Gold price continues to slide despite rising demand
Weakening US dollar expected to send price of precious metal higher in second half of year
The price of gold fell yesterday, the first trading day after the Lunar New Year holiday, continuing the losing streak that started at the beginning of this year.
Gold opened at HK$15,238 per tael, down 2.1 per cent from HK$15,560 on the previous trading day.
In London, spot gold traded at US$1,644.60 an ounce on Wednesday, down nearly 2 per cent this year.
Haywood Cheung Tak-hay, the president of the Chinese Gold & Silver Exchange Society, said he expected gold to trade in a narrow range between US$1,600 and US$1,700 an ounce in the first half.
But the weakening US dollar was likely to send the gold price to as high as US$1,900 an ounce in the second half, Cheung said.
"In light of the quantitative easing policies by governments across the globe, gold and other precious metals would become a more preferable asset class than currencies," he said.
The trading of yuan gold bars, launched by the exchange in October 2011, was in need of a stimulus in Hong Kong, Cheung said.
The yuan gold bar trade in the city is worth 5 billion yuan (HK$6.2 billion) to 6 billion yuan a day, dwarfed by London's trade of 60 billion yuan to 70 billion yuan.
"If Beijing could widen the daily trading band of the yuan, the trading of yuan gold bars will be stimulated," Cheung said.
Gold demand rose 3.8 per cent in the fourth quarter of last year to 1,196 tonnes - a record high for the quarter - from 1,152 tonnes a year earlier, the London-based World Gold Council said yesterday.
Demand was bolstered by Indian consumption during the quarter, which surged 41 per cent year on year and helped reduce the first drop in annual usage in three years. China, which the council said was poised to overtake India as the largest buyer of gold, saw its gold purchases fall 0.5 per cent to 776 tonnes.
The mainland saw a fall in the consumption of gold and jewellery products towards the year-end because of the anti-corruption campaign launched by Vice-President Xi Jinping, analysts said.
Analysts in general are bullish about gold prices. Schroders' commodities and currencies product manager Matthew Michael said gold might test a new record of US$2,000 an ounce this year, after hitting US$1,700 last year.
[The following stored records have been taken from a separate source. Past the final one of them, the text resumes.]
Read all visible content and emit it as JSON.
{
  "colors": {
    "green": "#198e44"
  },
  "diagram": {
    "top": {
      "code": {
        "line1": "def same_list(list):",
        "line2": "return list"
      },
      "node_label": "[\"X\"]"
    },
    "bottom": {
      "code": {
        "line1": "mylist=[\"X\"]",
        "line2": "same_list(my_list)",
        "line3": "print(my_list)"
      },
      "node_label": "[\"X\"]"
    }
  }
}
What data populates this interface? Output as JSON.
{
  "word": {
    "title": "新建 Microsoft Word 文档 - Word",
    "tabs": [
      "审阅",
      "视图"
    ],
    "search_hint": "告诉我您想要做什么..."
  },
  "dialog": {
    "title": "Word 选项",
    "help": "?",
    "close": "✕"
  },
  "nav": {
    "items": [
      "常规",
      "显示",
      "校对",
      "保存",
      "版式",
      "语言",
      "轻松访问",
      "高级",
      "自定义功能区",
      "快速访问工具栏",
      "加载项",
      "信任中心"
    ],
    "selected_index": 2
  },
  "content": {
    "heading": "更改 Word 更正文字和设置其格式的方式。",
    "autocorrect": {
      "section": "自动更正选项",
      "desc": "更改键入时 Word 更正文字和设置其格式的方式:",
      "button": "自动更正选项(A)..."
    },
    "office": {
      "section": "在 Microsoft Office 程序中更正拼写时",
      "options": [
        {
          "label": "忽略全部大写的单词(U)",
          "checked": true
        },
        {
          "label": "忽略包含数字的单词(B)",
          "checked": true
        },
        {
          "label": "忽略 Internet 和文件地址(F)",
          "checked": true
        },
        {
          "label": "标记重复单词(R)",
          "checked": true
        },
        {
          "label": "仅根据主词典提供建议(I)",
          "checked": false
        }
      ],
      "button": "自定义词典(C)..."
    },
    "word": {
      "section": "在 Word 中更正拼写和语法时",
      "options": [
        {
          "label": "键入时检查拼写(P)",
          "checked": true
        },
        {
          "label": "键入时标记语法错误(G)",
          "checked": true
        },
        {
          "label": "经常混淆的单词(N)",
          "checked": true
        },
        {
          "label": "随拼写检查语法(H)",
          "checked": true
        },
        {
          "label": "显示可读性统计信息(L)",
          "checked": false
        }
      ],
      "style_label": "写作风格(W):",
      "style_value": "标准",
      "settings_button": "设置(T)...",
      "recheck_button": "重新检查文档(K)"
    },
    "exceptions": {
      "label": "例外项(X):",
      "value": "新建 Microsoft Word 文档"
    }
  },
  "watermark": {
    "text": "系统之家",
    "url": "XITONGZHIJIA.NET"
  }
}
Investment, including gold bars, coins and exchange-traded products, dropped 8.3 per cent year on year to 424.7 tonnes in the three months ended December, the gold council said. Investment for the full year fell 10 per cent to 1,534.6 tonnes.